We followed up our visit to Iolani Palace with a visit to Hanaiakamalama, the summer residence of King Kamehameha IV and his wife Emma. Here, again, we got a rich sense of the history of the Hawaiian monarchy, through such disparate items as the feather cape of King Kamehameha I and the sterling silver christening vessel that was given to Kamehameha IV and his wife by Queen Victoria, who was the godmother to their son, Nicholas. Hanaiakamalama is overseen by the Daughters of Hawaii, a group founded in 1903 with the intent of bringing women of Hawaiian ancestry together for the purpose of preserving Hawaiian language, history and culture. As interesting as Hanaiakamalama was, it was also interesting to hear the life stories of the docents who led us on our tour – both of them with ancestry that traces to before Captain Cook’s arrival in 1778, but also with a mixture of multiple other ancestries.
Student, Marissa Meshulam, reflects on her Hawaii experience.

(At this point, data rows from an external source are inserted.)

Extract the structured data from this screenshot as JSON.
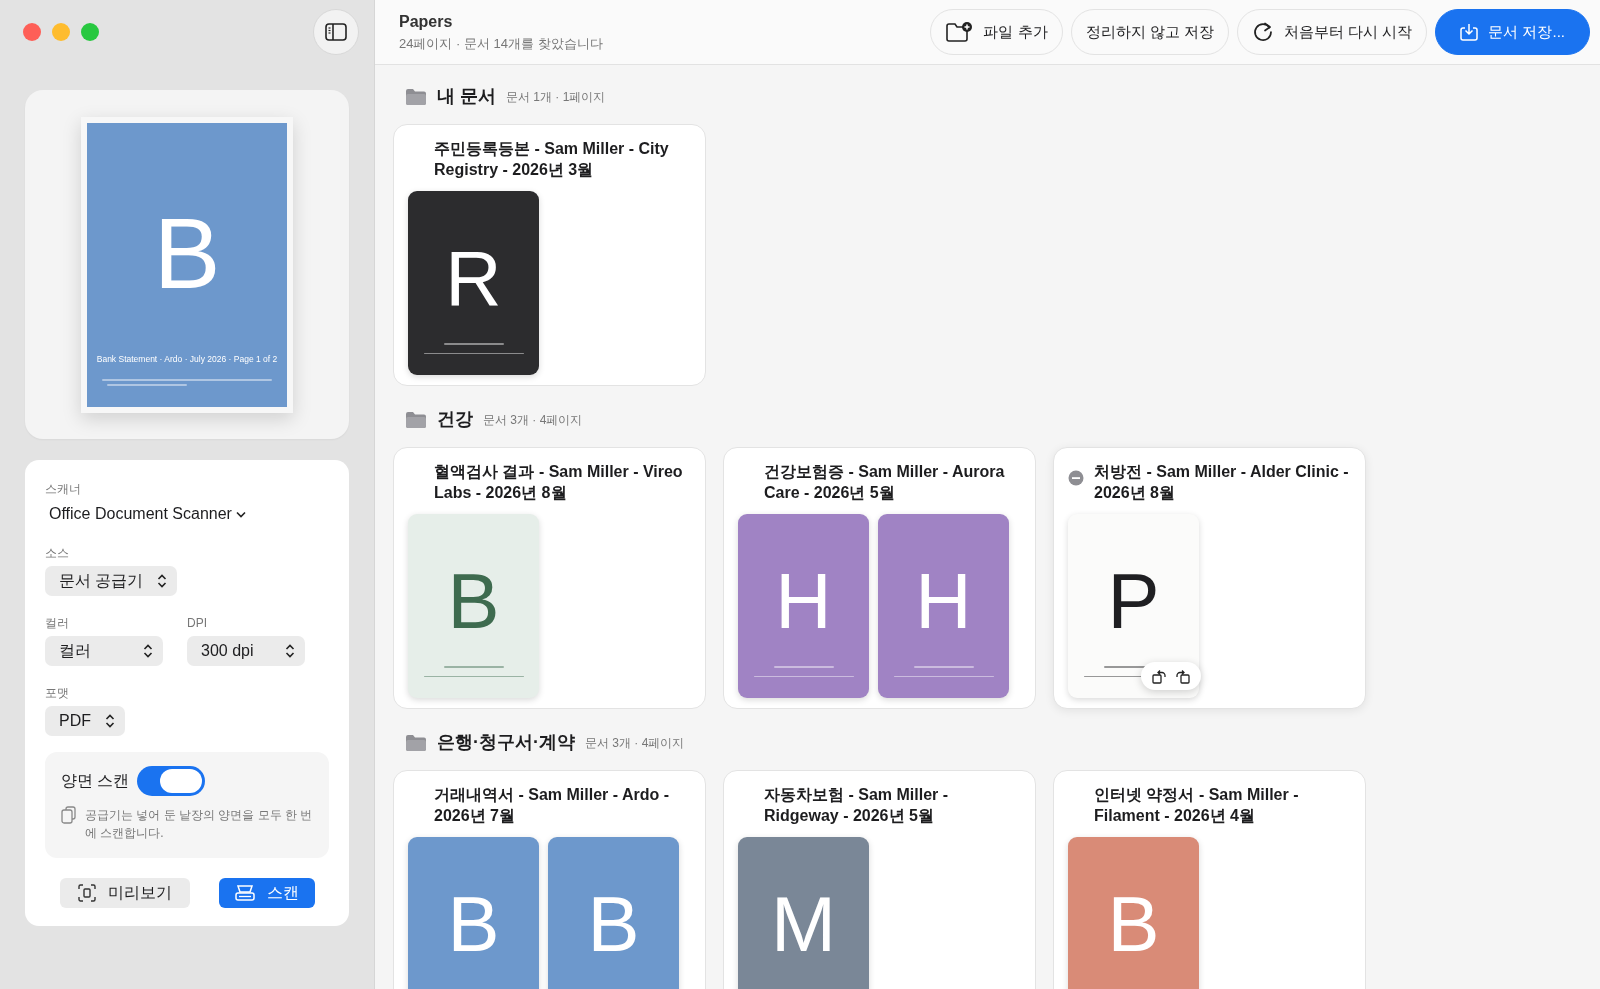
{
  "toolbar": {
    "title": "Papers",
    "subtitle": "24페이지 · 문서 14개를 찾았습니다",
    "buttons": [
      {
        "label": "파일 추가",
        "kind": "add-file"
      },
      {
        "label": "정리하지 않고 저장",
        "kind": "plain"
      },
      {
        "label": "처음부터 다시 시작",
        "kind": "restart"
      },
      {
        "label": "문서 저장...",
        "kind": "primary"
      }
    ]
  },
  "sidebar": {
    "preview": {
      "letter": {
        "text": "B",
        "color": "#ffffff"
      },
      "color": "#6d98cc",
      "caption": "Bank Statement · Ardo · July 2026 · Page 1 of 2"
    },
    "scanner": {
      "label": "스캐너",
      "value": "Office Document Scanner"
    },
    "field_rows": [
      [
        {
          "label": "소스",
          "value": "문서 공급기"
        }
      ],
      [
        {
          "label": "컬러",
          "value": "컬러"
        },
        {
          "label": "DPI",
          "value": "300 dpi"
        }
      ],
      [
        {
          "label": "포맷",
          "value": "PDF"
        }
      ]
    ],
    "duplex": {
      "label": "양면 스캔",
      "on": true,
      "note": "공급기는 넣어 둔 낱장의 양면을 모두 한 번에 스캔합니다."
    },
    "buttons": [
      {
        "label": "미리보기",
        "kind": "preview"
      },
      {
        "label": "스캔",
        "kind": "scan"
      }
    ]
  },
  "groups": [
    {
      "name": "내 문서",
      "summary": "문서 1개 · 1페이지",
      "documents": [
        {
          "title": "주민등록등본 - Sam Miller - City Registry - 2026년 3월",
          "hovered": false,
          "pages": [
            {
              "letter": {
                "text": "R",
                "color": "#ffffff"
              },
              "color": "#2c2c2e"
            }
          ]
        }
      ]
    },
    {
      "name": "건강",
      "summary": "문서 3개 · 4페이지",
      "documents": [
        {
          "title": "혈액검사 결과 - Sam Miller - Vireo Labs - 2026년 8월",
          "hovered": false,
          "pages": [
            {
              "letter": {
                "text": "B",
                "color": "#3e6b4f"
              },
              "color": "#e6eee9"
            }
          ]
        },
        {
          "title": "건강보험증 - Sam Miller - Aurora Care - 2026년 5월",
          "hovered": false,
          "pages": [
            {
              "letter": {
                "text": "H",
                "color": "#ffffff"
              },
              "color": "#a083c4"
            },
            {
              "letter": {
                "text": "H",
                "color": "#ffffff"
              },
              "color": "#a083c4"
            }
          ]
        },
        {
          "title": "처방전 - Sam Miller - Alder Clinic - 2026년 8월",
          "hovered": true,
          "pages": [
            {
              "letter": {
                "text": "P",
                "color": "#1f1f22"
              },
              "color": "#fbfbfa"
            }
          ]
        }
      ]
    },
    {
      "name": "은행·청구서·계약",
      "summary": "문서 3개 · 4페이지",
      "documents": [
        {
          "title": "거래내역서 - Sam Miller - Ardo - 2026년 7월",
          "hovered": false,
          "pages": [
            {
              "letter": {
                "text": "B",
                "color": "#ffffff"
              },
              "color": "#6d98cc"
            },
            {
              "letter": {
                "text": "B",
                "color": "#ffffff"
              },
              "color": "#6d98cc"
            }
          ]
        },
        {
          "title": "자동차보험 - Sam Miller - Ridgeway - 2026년 5월",
          "hovered": false,
          "pages": [
            {
              "letter": {
                "text": "M",
                "color": "#ffffff"
              },
              "color": "#7a8797"
            }
          ]
        },
        {
          "title": "인터넷 약정서 - Sam Miller - Filament - 2026년 4월",
          "hovered": false,
          "pages": [
            {
              "letter": {
                "text": "B",
                "color": "#ffffff"
              },
              "color": "#d98b77"
            }
          ]
        }
      ]
    }
  ]
}
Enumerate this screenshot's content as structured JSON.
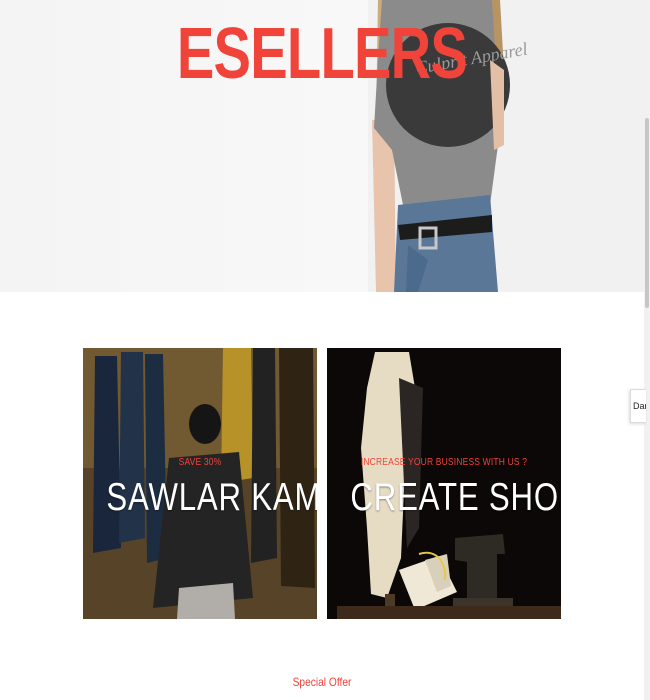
{
  "hero": {
    "brand_title": "ESELLERS",
    "shirt_print": "Culprit Apparel"
  },
  "banners": [
    {
      "subtitle": "SAVE 30%",
      "title": "SAWLAR KAMIZ"
    },
    {
      "subtitle": "INCREASE YOUR BUSINESS WITH US ?",
      "title": "CREATE SHOP"
    }
  ],
  "dark_toggle": {
    "label": "Dark"
  },
  "special_offer": {
    "label": "Special Offer"
  },
  "colors": {
    "accent": "#f0433a",
    "banner_text": "#ffffff"
  }
}
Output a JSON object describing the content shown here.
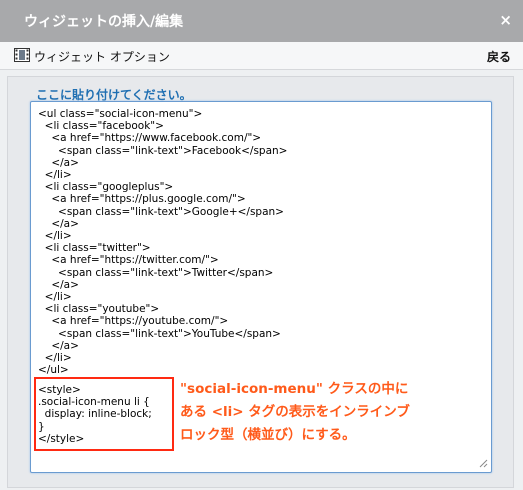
{
  "dialog": {
    "title": "ウィジェットの挿入/編集",
    "close_symbol": "×"
  },
  "options_bar": {
    "label": "ウィジェット オプション",
    "back_label": "戻る",
    "icon": "film-icon"
  },
  "content": {
    "paste_label": "ここに貼り付けてください。",
    "html_code": "<ul class=\"social-icon-menu\">\n  <li class=\"facebook\">\n    <a href=\"https://www.facebook.com/\">\n      <span class=\"link-text\">Facebook</span>\n    </a>\n  </li>\n  <li class=\"googleplus\">\n    <a href=\"https://plus.google.com/\">\n      <span class=\"link-text\">Google+</span>\n    </a>\n  </li>\n  <li class=\"twitter\">\n    <a href=\"https://twitter.com/\">\n      <span class=\"link-text\">Twitter</span>\n    </a>\n  </li>\n  <li class=\"youtube\">\n    <a href=\"https://youtube.com/\">\n      <span class=\"link-text\">YouTube</span>\n    </a>\n  </li>\n</ul>",
    "css_code": "<style>\n.social-icon-menu li {\n  display: inline-block;\n}\n</style>"
  },
  "annotation": {
    "line1": "\"social-icon-menu\" クラスの中に",
    "line2": "ある <li> タグの表示をインラインブ",
    "line3": "ロック型（横並び）にする。"
  },
  "colors": {
    "accent": "#1f6fb2",
    "annotation": "#ff5a1a",
    "highlight_border": "#ff2a12"
  }
}
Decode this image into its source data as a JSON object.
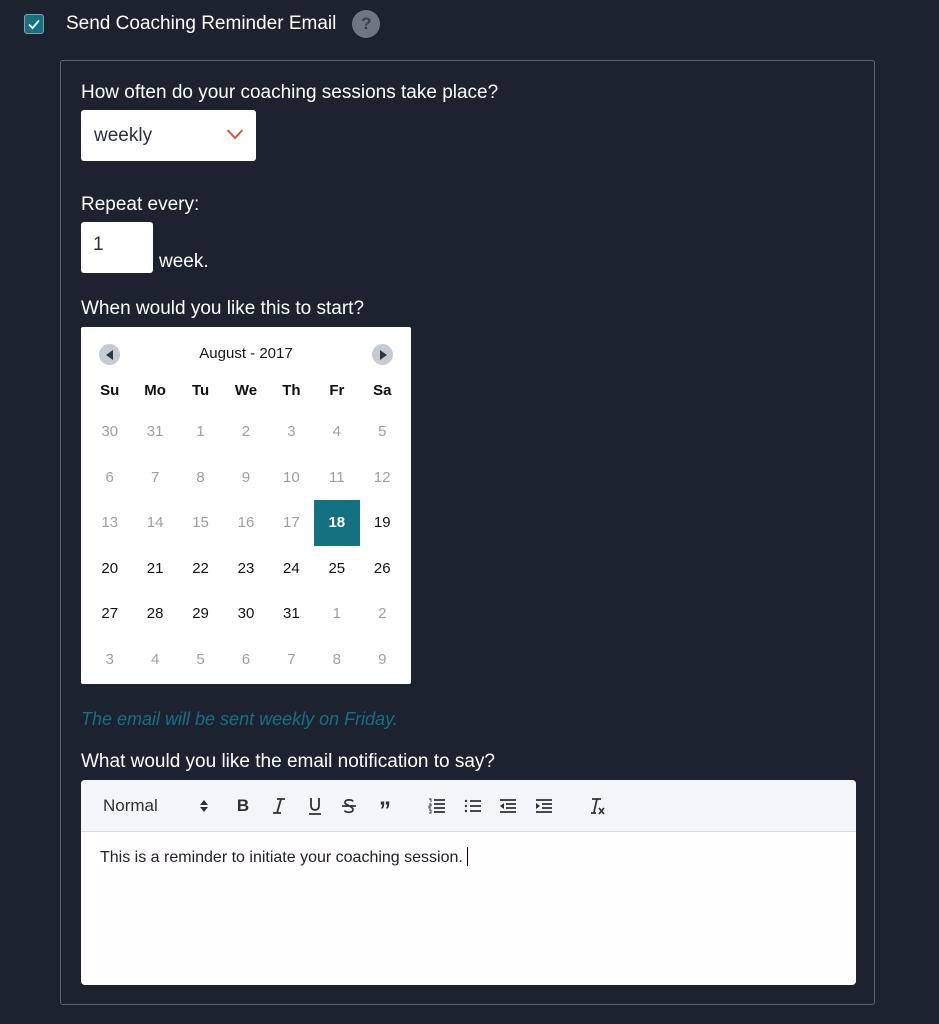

By the time we finished at Hanaiakamalama, it was getting late – too late to pay a visit to the place where all the monarchs are buried. So we made a short stop instead at a small shopping mall, in order to give the students an opportunity to witness yet another “tourist” space. There, they saw shops such as The Hawaiian Cookie Factory and a Hawaiian craft shop, and eateries such as Hawaii Dog and Hawaii Barbeque. But these were the exceptions. Most of the shops were generic “tropical wear” shops with, as one of my students noted, “lots of stuff from Indonesia and India.” And alongside Hawaii Barbeque in the food court was a sushi place, a Korean Barbeque, an egg roll place and a Subway! An interesting and illuminating contrast to the historical Hawaii we had been visiting all day.
On our way to the shopping mall, Monte engaged us in some musical “sharing,” having us sing along with him to some Hawaiian music that one might hear at a typical Hawaiian tourist show. The hands-down crowd favorite in this genre was the Hukilau Song, that included hand gestures for throwing nets, eating at a luau, swimming fish, etc. As raucous as the bus was during the singing of Hukilau (with its chorus, “Oh we’re going to a hukilau/A huki huki huki, huki, hukilau”), we all became silent and contemplative as Monte sang the ballad-like Kaulana Na Pua, with its final stanzas.